Being a professional writer provides lots of excuses for unconventional behavior, like checking out men almost twenty years younger. Not that I'm a perv or anything. Just that, had I been more active in high school, I might be old enough to be John Krasinski's mother. And, trust me, John's a hunk. A new kind of hunk for a new kind of woman. Too bad I'm forty three, is all I have to say.
(Listen, I could have written about the horrifying advent of skinny jeans that, like shoulder pads and Dorothy Hamel hair, will be the subject of ridicule in a decade. Just be glad I'm sticking to hunks, who are, oh yes, always in style.)
John plays the leading romantic hero, for lack of a better word, on The Office, my new most favorite show. His character, Jim, is an under-challenged paper salesman in Scranton (God bless these writers) who works in a horrible office in an even more horrible Scranton office park. The writing is superb. The humor top notch and the show won an Emmy.
To me, what's most surprising about The Office is the popularity of its star-crossed lovers - Jim and Pam, the frustrated receptionist. There's also Roy, Pam's boyfriend who works in the warehouse, and a twist - a twist that all of us who write romance should sit up and take notice.

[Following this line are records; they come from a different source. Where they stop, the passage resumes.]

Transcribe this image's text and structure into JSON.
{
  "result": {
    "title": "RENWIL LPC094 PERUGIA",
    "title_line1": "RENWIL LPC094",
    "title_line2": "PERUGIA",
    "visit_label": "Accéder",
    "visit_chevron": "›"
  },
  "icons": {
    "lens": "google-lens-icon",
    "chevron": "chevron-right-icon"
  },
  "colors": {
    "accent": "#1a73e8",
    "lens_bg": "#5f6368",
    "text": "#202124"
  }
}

There is no bad boy. There is no Rhett to tempt Scarlett from Ashley. (And let me just say this about Ashley - blech). There is no Ranger to wrest Stephanie from Morelli. (I stopped reading at Four to Score, so tell me if I'm off base here.) No Paris to threaten Romeo and his Juliet.
Instead there's Roy, a poor schlub with a DUI in his background who's trying to win back Pam, and Jim, a somewhat spineless (no letters, please) guy who's really nice and sometimes fun. This resonates with me. I know guys like this. I dated guys like this. Jim is real and that's what makes the writing on this show compelling. I swear, I have a crush. I love decent fellows.

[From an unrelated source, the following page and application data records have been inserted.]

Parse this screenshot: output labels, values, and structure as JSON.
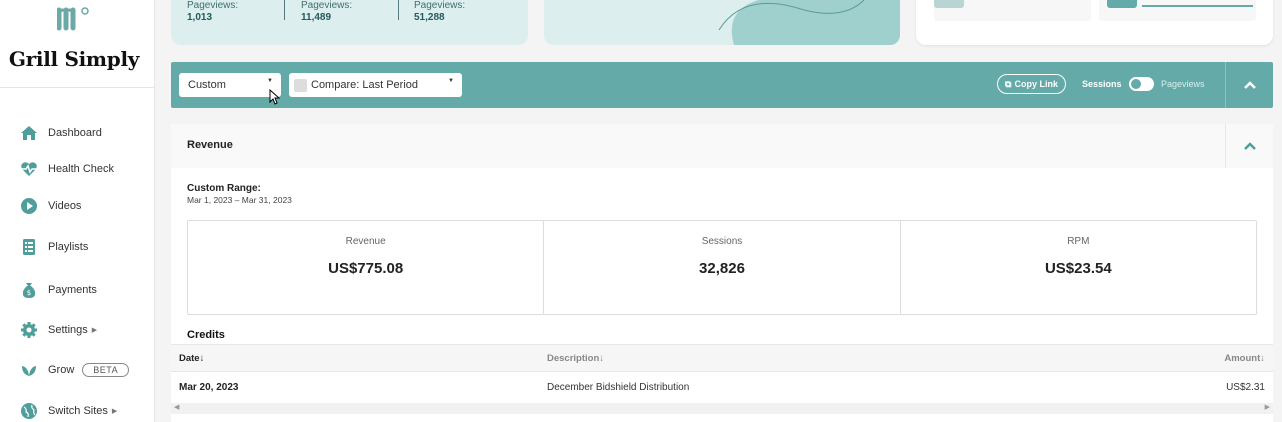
{
  "app": {
    "brand": "Grill Simply"
  },
  "sidebar": {
    "items": [
      {
        "label": "Dashboard",
        "icon": "home-icon"
      },
      {
        "label": "Health Check",
        "icon": "heartbeat-icon"
      },
      {
        "label": "Videos",
        "icon": "play-circle-icon"
      },
      {
        "label": "Playlists",
        "icon": "list-icon"
      },
      {
        "label": "Payments",
        "icon": "money-bag-icon"
      },
      {
        "label": "Settings",
        "icon": "gear-icon"
      },
      {
        "label": "Grow",
        "icon": "leaf-icon",
        "badge": "BETA"
      },
      {
        "label": "Switch Sites",
        "icon": "globe-icon"
      }
    ]
  },
  "top_stats": [
    {
      "title": "Pageviews:",
      "value": "1,013"
    },
    {
      "title": "Pageviews:",
      "value": "11,489"
    },
    {
      "title": "Pageviews:",
      "value": "51,288"
    }
  ],
  "toolbar": {
    "range_select": "Custom",
    "compare_select": "Compare: Last Period",
    "copy_link": "Copy Link",
    "toggle_left": "Sessions",
    "toggle_right": "Pageviews"
  },
  "revenue": {
    "title": "Revenue",
    "range_label": "Custom Range:",
    "range_value": "Mar 1, 2023 – Mar 31, 2023",
    "metrics": [
      {
        "label": "Revenue",
        "value": "US$775.08"
      },
      {
        "label": "Sessions",
        "value": "32,826"
      },
      {
        "label": "RPM",
        "value": "US$23.54"
      }
    ],
    "credits_title": "Credits",
    "table": {
      "headers": [
        "Date↓",
        "Description↓",
        "Amount↓"
      ],
      "rows": [
        {
          "date": "Mar 20, 2023",
          "description": "December Bidshield Distribution",
          "amount": "US$2.31"
        }
      ]
    }
  },
  "colors": {
    "accent": "#63aaa8",
    "light_card": "#dceeed",
    "icon": "#4f9e9b"
  }
}
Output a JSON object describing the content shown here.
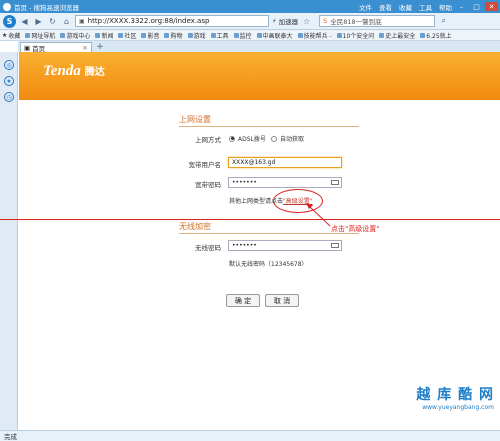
{
  "window": {
    "title": "首页 - 搜狗高速浏览器",
    "menus": [
      "文件",
      "查看",
      "收藏",
      "工具",
      "帮助"
    ],
    "controls": {
      "minimize": "–",
      "maximize": "□",
      "close": "✕"
    }
  },
  "toolbar": {
    "address": "http://XXXX.3322.org:88/index.asp",
    "mode_label": "加速器",
    "search_placeholder": "全民818一瞥到底",
    "logo_glyph": "S"
  },
  "bookmarks": {
    "items": [
      "收藏",
      "网址导航",
      "游戏中心",
      "新闻",
      "社区",
      "影音",
      "购物",
      "游戏",
      "工具",
      "监控",
      "中画联泰大",
      "技能帮兵 -",
      "10个安全问",
      "史上最安全",
      "6.25就上"
    ]
  },
  "tabs": {
    "active_label": "首页",
    "close_glyph": "×",
    "add_glyph": "+"
  },
  "banner": {
    "brand_en": "Tenda",
    "brand_cn": "腾达"
  },
  "internet": {
    "section_title": "上网设置",
    "mode_label": "上网方式",
    "option_adsl": "ADSL拨号",
    "option_auto": "自动获取",
    "user_label": "宽带用户名",
    "user_value": "XXXX@163.gd",
    "pass_label": "宽带密码",
    "pass_value": "•••••••",
    "other_note": "其他上网类型请点击",
    "advanced_link": "\"高级设置\""
  },
  "wireless": {
    "section_title": "无线加密",
    "pass_label": "无线密码",
    "pass_value": "•••••••",
    "default_note": "默认无线密码（12345678）"
  },
  "buttons": {
    "confirm": "确 定",
    "cancel": "取 消"
  },
  "annotation": {
    "text": "点击\"高级设置\""
  },
  "status": {
    "text": "完成"
  },
  "watermark": {
    "title": "越 库 酷 网",
    "url": "www.yueyangbang.com"
  },
  "colors": {
    "accent_orange": "#f28a10",
    "annotation_red": "#dd2222",
    "browser_blue": "#3a8fd0"
  }
}
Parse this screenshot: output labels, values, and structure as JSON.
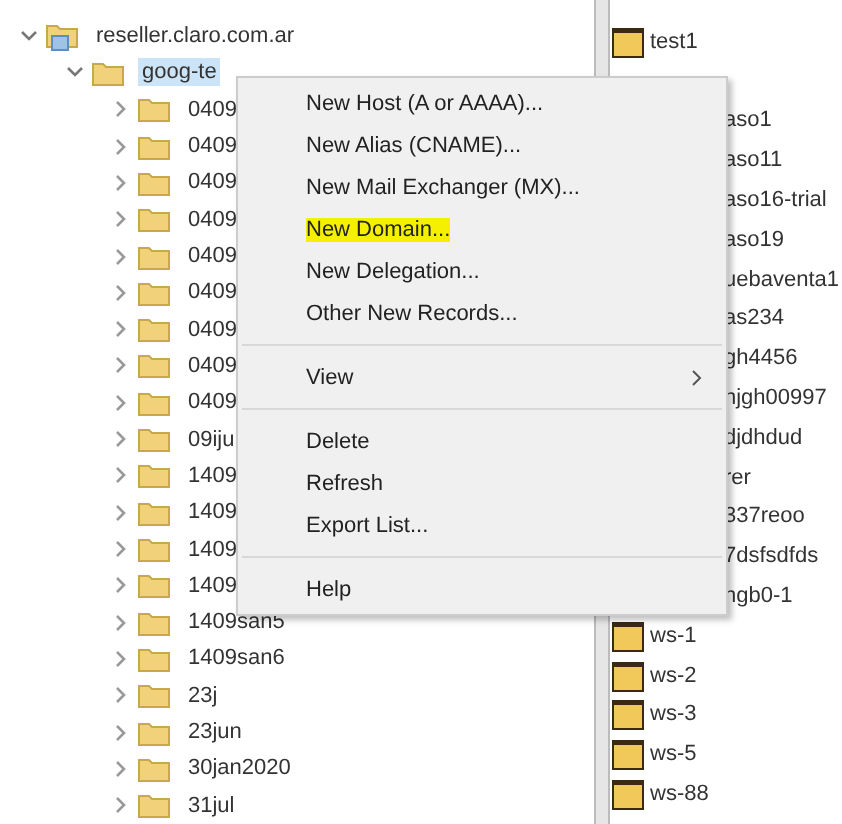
{
  "tree": {
    "items": [
      {
        "label": "reseller.claro.com.ar",
        "expanded": true,
        "kind": "zone",
        "children": [
          {
            "label": "goog-te",
            "expanded": true,
            "selected": true,
            "kind": "folder",
            "children": [
              {
                "label": "0409",
                "expanded": false,
                "kind": "folder"
              },
              {
                "label": "0409",
                "expanded": false,
                "kind": "folder"
              },
              {
                "label": "0409",
                "expanded": false,
                "kind": "folder"
              },
              {
                "label": "0409",
                "expanded": false,
                "kind": "folder"
              },
              {
                "label": "0409",
                "expanded": false,
                "kind": "folder"
              },
              {
                "label": "0409",
                "expanded": false,
                "kind": "folder"
              },
              {
                "label": "0409",
                "expanded": false,
                "kind": "folder"
              },
              {
                "label": "0409",
                "expanded": false,
                "kind": "folder"
              },
              {
                "label": "0409",
                "expanded": false,
                "kind": "folder"
              },
              {
                "label": "09iju",
                "expanded": false,
                "kind": "folder"
              },
              {
                "label": "1409",
                "expanded": false,
                "kind": "folder"
              },
              {
                "label": "1409",
                "expanded": false,
                "kind": "folder"
              },
              {
                "label": "1409",
                "expanded": false,
                "kind": "folder"
              },
              {
                "label": "1409",
                "expanded": false,
                "kind": "folder"
              },
              {
                "label": "1409san5",
                "expanded": false,
                "kind": "folder"
              },
              {
                "label": "1409san6",
                "expanded": false,
                "kind": "folder"
              },
              {
                "label": "23j",
                "expanded": false,
                "kind": "folder"
              },
              {
                "label": "23jun",
                "expanded": false,
                "kind": "folder"
              },
              {
                "label": "30jan2020",
                "expanded": false,
                "kind": "folder"
              },
              {
                "label": "31jul",
                "expanded": false,
                "kind": "folder"
              }
            ]
          }
        ]
      }
    ]
  },
  "list": {
    "items": [
      {
        "label": "test1",
        "kind": "folder"
      },
      {
        "label": "aso1",
        "kind": "covered"
      },
      {
        "label": "aso11",
        "kind": "covered"
      },
      {
        "label": "aso16-trial",
        "kind": "covered"
      },
      {
        "label": "aso19",
        "kind": "covered"
      },
      {
        "label": "uebaventa1",
        "kind": "covered"
      },
      {
        "label": "as234",
        "kind": "covered"
      },
      {
        "label": "gh4456",
        "kind": "covered"
      },
      {
        "label": "hjgh00997",
        "kind": "covered"
      },
      {
        "label": "djdhdud",
        "kind": "covered"
      },
      {
        "label": "rer",
        "kind": "covered"
      },
      {
        "label": "337reoo",
        "kind": "covered"
      },
      {
        "label": "7dsfsdfds",
        "kind": "covered"
      },
      {
        "label": "hgb0-1",
        "kind": "covered"
      },
      {
        "label": "ws-1",
        "kind": "folder"
      },
      {
        "label": "ws-2",
        "kind": "folder"
      },
      {
        "label": "ws-3",
        "kind": "folder"
      },
      {
        "label": "ws-5",
        "kind": "folder"
      },
      {
        "label": "ws-88",
        "kind": "folder"
      }
    ]
  },
  "context_menu": {
    "groups": [
      [
        {
          "label": "New Host (A or AAAA)...",
          "highlighted": false,
          "submenu": false
        },
        {
          "label": "New Alias (CNAME)...",
          "highlighted": false,
          "submenu": false
        },
        {
          "label": "New Mail Exchanger (MX)...",
          "highlighted": false,
          "submenu": false
        },
        {
          "label": "New Domain...",
          "highlighted": true,
          "submenu": false
        },
        {
          "label": "New Delegation...",
          "highlighted": false,
          "submenu": false
        },
        {
          "label": "Other New Records...",
          "highlighted": false,
          "submenu": false
        }
      ],
      [
        {
          "label": "View",
          "highlighted": false,
          "submenu": true
        }
      ],
      [
        {
          "label": "Delete",
          "highlighted": false,
          "submenu": false
        },
        {
          "label": "Refresh",
          "highlighted": false,
          "submenu": false
        },
        {
          "label": "Export List...",
          "highlighted": false,
          "submenu": false
        }
      ],
      [
        {
          "label": "Help",
          "highlighted": false,
          "submenu": false
        }
      ]
    ]
  }
}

Personally, I've never been attracted to bad boys. Not ever. A guy on a motorcycle who just ripped off a convenience store and was bent on breaking the land speed record down Highway 66 was a guy I hoped didn't have my home number. Men who throw fists, who keep cigarettes behind their ears and are misunderstood, need to grow up. Give me a guy who takes out the trash any day.
I don't mean a tight ass. I mean, a man who can crack a smart joke and shrug off the boss but who never shows up late for work. A guy who keeps his focus on the larger picture, who refrains from chewing out the waitress, a man who pays his bills, doesn't overspend, and who appreciates a fine woman because she, too, is decent. (Also, being really tall with a great smile doesn't hurt either.)

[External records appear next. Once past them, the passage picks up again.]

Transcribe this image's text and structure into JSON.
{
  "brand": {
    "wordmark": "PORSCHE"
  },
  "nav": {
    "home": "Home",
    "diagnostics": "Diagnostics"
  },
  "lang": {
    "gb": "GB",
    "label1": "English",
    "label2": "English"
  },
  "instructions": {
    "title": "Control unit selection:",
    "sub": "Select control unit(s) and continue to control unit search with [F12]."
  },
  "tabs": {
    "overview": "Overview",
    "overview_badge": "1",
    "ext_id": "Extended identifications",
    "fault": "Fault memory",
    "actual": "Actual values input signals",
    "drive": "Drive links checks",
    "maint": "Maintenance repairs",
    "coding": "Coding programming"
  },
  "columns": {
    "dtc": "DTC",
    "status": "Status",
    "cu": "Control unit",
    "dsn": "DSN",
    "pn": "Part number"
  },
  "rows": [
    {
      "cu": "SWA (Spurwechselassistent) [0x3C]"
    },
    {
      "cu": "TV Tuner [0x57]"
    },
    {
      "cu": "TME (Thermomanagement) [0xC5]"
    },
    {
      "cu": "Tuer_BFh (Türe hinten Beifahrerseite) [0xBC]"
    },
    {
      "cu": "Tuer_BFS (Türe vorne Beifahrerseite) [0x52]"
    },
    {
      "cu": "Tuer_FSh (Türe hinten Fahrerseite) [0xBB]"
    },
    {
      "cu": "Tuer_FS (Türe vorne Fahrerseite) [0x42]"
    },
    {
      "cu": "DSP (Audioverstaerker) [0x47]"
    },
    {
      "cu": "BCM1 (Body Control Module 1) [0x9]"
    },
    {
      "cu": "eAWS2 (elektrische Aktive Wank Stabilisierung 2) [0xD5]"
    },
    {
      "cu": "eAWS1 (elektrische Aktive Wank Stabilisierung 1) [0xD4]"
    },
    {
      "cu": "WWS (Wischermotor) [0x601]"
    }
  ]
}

Here's my theory why this new generation of women is attracted to Jim the paper salesman and, I suspect, other characters like him. (Aside from the indisputable fact that John's cute.) Young women don't need a bad boy to feel alive. They're being bad themselves (Girls Gone Wild) and the guys they know are bad, too (Boys Gone Wild). Enough already with the bad. What's attractive is what they don't have- a man like Jim. They crave restraint, politeness, decorum, love (not lust), and most of all, decency. Plus, a bit of subtle subversion.
And let me add something, too. Part of the fun for women who love decent men is discovering that underneath that upstanding exterior is a hot hunk with slow hands and other neat stuff that can make the world spin on its axis.